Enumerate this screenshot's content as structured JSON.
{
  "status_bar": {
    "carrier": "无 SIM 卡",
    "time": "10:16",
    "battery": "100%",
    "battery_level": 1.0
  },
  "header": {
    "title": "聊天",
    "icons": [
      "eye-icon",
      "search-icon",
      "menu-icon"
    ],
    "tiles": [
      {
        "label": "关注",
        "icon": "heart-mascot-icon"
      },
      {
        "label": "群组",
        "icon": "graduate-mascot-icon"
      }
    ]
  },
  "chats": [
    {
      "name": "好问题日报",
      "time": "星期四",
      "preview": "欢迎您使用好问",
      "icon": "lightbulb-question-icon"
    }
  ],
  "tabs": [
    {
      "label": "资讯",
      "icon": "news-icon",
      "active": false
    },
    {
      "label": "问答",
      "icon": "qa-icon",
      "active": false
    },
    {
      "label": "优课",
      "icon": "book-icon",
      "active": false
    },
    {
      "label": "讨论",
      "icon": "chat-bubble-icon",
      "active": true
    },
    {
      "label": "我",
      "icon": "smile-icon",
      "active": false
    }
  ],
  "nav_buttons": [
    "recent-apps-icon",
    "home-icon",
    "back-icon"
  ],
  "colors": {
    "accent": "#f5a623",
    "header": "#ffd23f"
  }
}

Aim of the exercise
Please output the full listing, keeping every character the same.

Solution for this task
Enumerate this screenshot's content as structured JSON.
{
  "status_bar": {
    "carrier": "无 SIM 卡",
    "time": "10:16",
    "battery": "100%",
    "battery_level": 1.0
  },
  "header": {
    "title": "聊天",
    "icons": [
      "eye-icon",
      "search-icon",
      "menu-icon"
    ],
    "tiles": [
      {
        "label": "关注",
        "icon": "heart-mascot-icon"
      },
      {
        "label": "群组",
        "icon": "graduate-mascot-icon"
      }
    ]
  },
  "chats": [
    {
      "name": "好问题日报",
      "time": "星期四",
      "preview": "欢迎您使用好问",
      "icon": "lightbulb-question-icon"
    }
  ],
  "tabs": [
    {
      "label": "资讯",
      "icon": "news-icon",
      "active": false
    },
    {
      "label": "问答",
      "icon": "qa-icon",
      "active": false
    },
    {
      "label": "优课",
      "icon": "book-icon",
      "active": false
    },
    {
      "label": "讨论",
      "icon": "chat-bubble-icon",
      "active": true
    },
    {
      "label": "我",
      "icon": "smile-icon",
      "active": false
    }
  ],
  "nav_buttons": [
    "recent-apps-icon",
    "home-icon",
    "back-icon"
  ],
  "colors": {
    "accent": "#f5a623",
    "header": "#ffd23f"
  }
}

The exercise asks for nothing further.